Conservatives have long used fear as a tool to obtain their political objectives. However, fear and dread is now seeping into the minds of establishment Republican leaders. The outsiders in the GOP Presidential race were supposed to have faded from the scene by now, replaced by establishment candidates known to be more appealing to the middle of the road independents who will decide the next Presidential election. One of the outsiders, Fionina has been reduced to the status of an also ran, and Carson’s popularity has waned somewhat. However, Trump remains at the top of the top of the heap in almost every poll and seems to have grown stronger with each additional outrageous statement. Cruz, the insider with excellent outsider credentials has surged.
On the other hand, all of the establishment candidates except Rubio have receded to the back of the pack. While Rubio’s star had been on the rise, he now seems to be having trouble getting additional traction with Republican voters. What should be even more alarming to Republican leaders is the fact that all of the establishment candidates combined only account for about 30% of the votes in most national and early state polls. Meanwhile together the outsiders – Trump, Cruz, and Carson – fairly consistently account for over 60% of the vote in those same poles.

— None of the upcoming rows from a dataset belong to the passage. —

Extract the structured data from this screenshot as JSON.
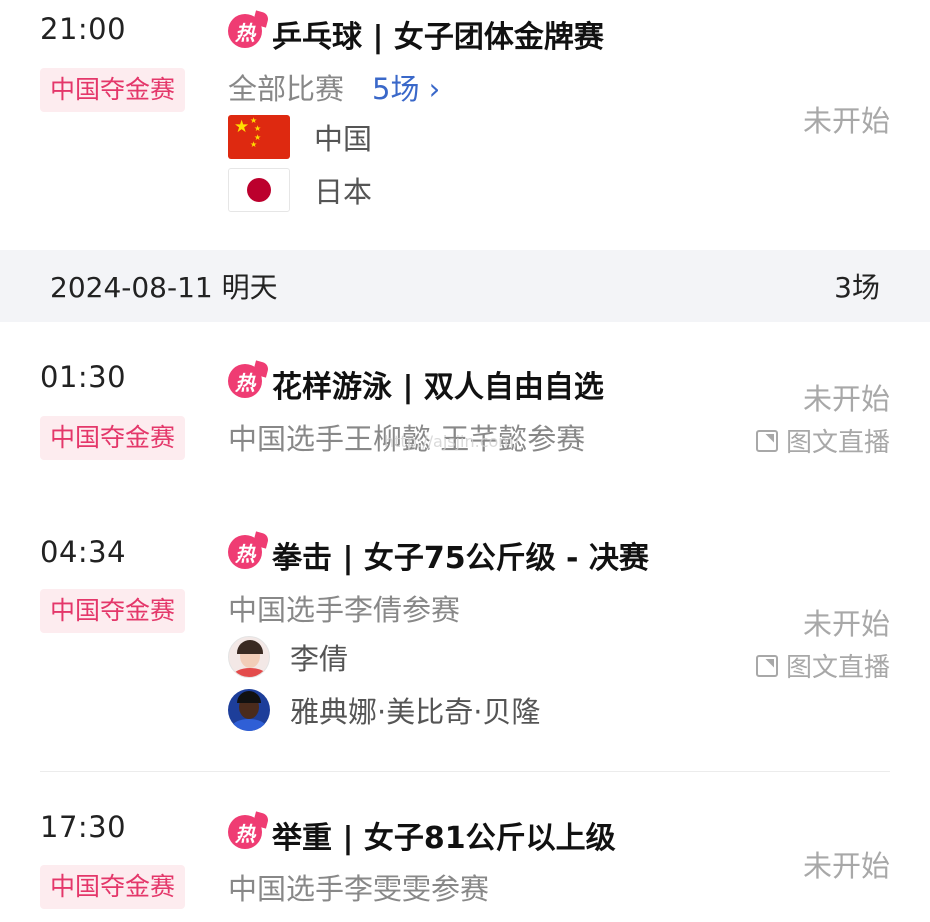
{
  "events": [
    {
      "time": "21:00",
      "badge": "中国夺金赛",
      "hot_icon_text": "热",
      "title": "乒乓球 | 女子团体金牌赛",
      "sub_text": "全部比赛",
      "more_text": "5场 ›",
      "status": "未开始",
      "teams": [
        {
          "flag": "china-flag-icon",
          "name": "中国"
        },
        {
          "flag": "japan-flag-icon",
          "name": "日本"
        }
      ]
    },
    {
      "time": "01:30",
      "badge": "中国夺金赛",
      "hot_icon_text": "热",
      "title": "花样游泳 | 双人自由自选",
      "sub_text": "中国选手王柳懿 王芊懿参赛",
      "status": "未开始",
      "live": "图文直播"
    },
    {
      "time": "04:34",
      "badge": "中国夺金赛",
      "hot_icon_text": "热",
      "title": "拳击 | 女子75公斤级 - 决赛",
      "sub_text": "中国选手李倩参赛",
      "status": "未开始",
      "live": "图文直播",
      "players": [
        {
          "avatar": "avatar",
          "name": "李倩"
        },
        {
          "avatar": "avatar",
          "name": "雅典娜·美比奇·贝隆"
        }
      ]
    },
    {
      "time": "17:30",
      "badge": "中国夺金赛",
      "hot_icon_text": "热",
      "title": "举重 | 女子81公斤以上级",
      "sub_text": "中国选手李雯雯参赛",
      "status": "未开始"
    }
  ],
  "date_header": {
    "date": "2024-08-11 明天",
    "count": "3场"
  },
  "watermark": "http://ajsjin.com/",
  "colors": {
    "badge_bg": "#fdecef",
    "badge_text": "#e4376a",
    "hot_icon": "#ef3c73",
    "link": "#3a68c9",
    "status": "#a8a8a8",
    "date_bar_bg": "#f3f4f7"
  }
}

Ever since the late 1990’s when the migration of the far right Southern voters to the Republican Party was nearing completion, the Republican establishment has maintained an uneasy alliance with its ultra conservative base. The Deep South, with its deeply gerrymandered Congressional districts, usually provides enough Republican Representatives to maintain control of the House of Representatives. It also offers opportunities to control the Senate as well and it is the foundation on which every recent Republican Presidential campaign was built.
However, it has provided its challenges for the Republican establishment as well. Ultra conservative Southern voters, when combined with ultra conservative Republicans in other parts of the country, have shoved the GOP sharply to the right over the last decade or two. This means that early on candidates have often had to take stances on issues further than to the right than was prudent in order to secure the Party’s Presidential nomination. Then with the nomination secured, recent GOP Presidential nominees have found it difficult to effectively tack back towards the center sufficiently to win the general elections.
In recent years the Republican base has made accommodations with the Party establishment as well. They have supported more moderate establishment Republicans such as John McCain and Mitt Romney over the strongly conservative candidates they preferred because they were told over and over again that more moderate candidates like McCain and Romney were “more electable”. Since that strategy has not worked well recently, the ultra conservatives have become increasingly frustrated.
They have become even more frustrated with the inability of the Republican Senators and Representatives, who now control both houses of Congress, to move the country to the right as expected, even though that hasn’t actually not possible to this point. Their frustration has boiled over in this Presidential nomination cycle into an actual revolt. The message the Republican base seems to be sending the establishment is, “Okay, we played it your way and that hasn’t worked. You have failed in your leadership role so you are not in charge anymore. This time we are going to vote for the candidates who best speak for us instead of supporting your establishment favorites because of their electability.”
Meanwhile establishment Republican leaders are trying to come to grips the ever increasing possibility of with having someone like Donald Trump or Ted Cruz as their Presidential nominee. They seem to be none to happy about the prospect. I imagine they would have trouble publicly supporting a candidate who would not only lose handily to Hillary Clinton, but who also could conceivably keep the GOP from having a reasonable chance of winning the Presidency for the foreseeable future. I’m sure that some are thinking privately what Bob Dole said publicly about perhaps sleeping in Election Day if Ted Cruz becomes the Republican nominee.
The rift between Republican Party factions has escalated into an all out war with the radicals having taken over the megaphone. It’s basically the blue collar Republicans and the Tea Partiers battling it out with business oriented Republicans for the soul of the Party. The word got out recently that the Republican leaders are hoping for a contested national convention where no one candidate has enough support to secure the nomination in the first round of voting. Then when delegates are released from their obligations to support specific candidates, the convention would revert to back room deals which might be used to elect a more “acceptable” nominee. Carson and Trump instantly responded to those rumors with threats that they would leave the party (and run as third party candidates) if anyone tries to “subvert the will of the people”. Everyone knows that such a desertion would assure the Democrats of victory in November.
The Grand Old Party has indeed split into two warring factions. The only thing that still holds the two together is the realization by both sides that if they split up, neither could be a real force on the national political stage alone. But what about the future? Will the two sides eventually reconcile and patch over their differences? Or are we looking at a splintered and ineffective Republican Party for the foreseeable future?